____ GIVEN RECORDS

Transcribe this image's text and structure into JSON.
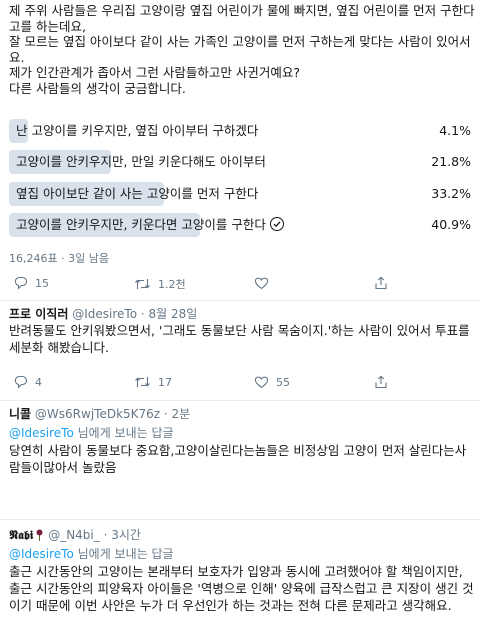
{
  "main_tweet": {
    "text": "제 주위 사람들은 우리집 고양이랑 옆집 어린이가 물에 빠지면, 옆집 어린이를 먼저 구한다고를 하는데요,\n잘 모르는 옆집 아이보다 같이 사는 가족인 고양이를 먼저 구하는게 맞다는 사람이 있어서요.\n제가 인간관계가 좁아서 그런 사람들하고만 사귄거예요?\n다른 사람들의 생각이 궁금합니다.",
    "poll": {
      "options": [
        {
          "label": "난 고양이를 키우지만, 옆집 아이부터 구하겠다",
          "percent": "4.1%",
          "value": 4.1
        },
        {
          "label": "고양이를 안키우지만, 만일 키운다해도 아이부터",
          "percent": "21.8%",
          "value": 21.8
        },
        {
          "label": "옆집 아이보단 같이 사는 고양이를 먼저 구한다",
          "percent": "33.2%",
          "value": 33.2
        },
        {
          "label": "고양이를 안키우지만, 키운다면 고양이를 구한다",
          "percent": "40.9%",
          "value": 40.9,
          "selected": true
        }
      ],
      "meta": "16,246표 · 3일 남음"
    },
    "actions": {
      "replies": "15",
      "retweets": "1.2천",
      "likes": ""
    }
  },
  "replies": [
    {
      "name": "프로 이직러",
      "handle": "@IdesireTo · 8월 28일",
      "body": "반려동물도 안키워봤으면서, '그래도 동물보단 사람 목숨이지.'하는 사람이 있어서 투표를 세분화 해봤습니다.",
      "actions": {
        "replies": "4",
        "retweets": "17",
        "likes": "55"
      }
    },
    {
      "name": "니콜",
      "handle": "@Ws6RwjTeDk5K76z · 2분",
      "replying_prefix": "@IdesireTo",
      "replying_suffix": " 님에게 보내는 답글",
      "body": "당연히 사람이 동물보다 중요함,고양이살린다는놈들은 비정상임 고양이 먼저 살린다는사람들이많아서 놀랐음"
    },
    {
      "name": "𝕹𝖆𝖇𝖎",
      "handle": "@_N4bi_ · 3시간",
      "replying_prefix": "@IdesireTo",
      "replying_suffix": " 님에게 보내는 답글",
      "body": "출근 시간동안의 고양이는 본래부터 보호자가 입양과 동시에 고려했어야 할 책임이지만, 출근 시간동안의 피양육자 아이들은 '역병으로 인해' 양육에 급작스럽고 큰 지장이 생긴 것이기 때문에 이번 사안은 누가 더 우선인가 하는 것과는 전혀 다른 문제라고 생각해요."
    }
  ],
  "colors": {
    "poll_bar": "#d9e2ea",
    "link": "#1da1f2",
    "muted": "#657786",
    "divider": "#e6ecf0"
  },
  "icons": [
    "reply-icon",
    "retweet-icon",
    "like-icon",
    "share-icon",
    "check-circle-icon",
    "rose-icon"
  ]
}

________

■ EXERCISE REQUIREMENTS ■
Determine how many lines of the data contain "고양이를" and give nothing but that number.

■ FINISHED TASK ■
5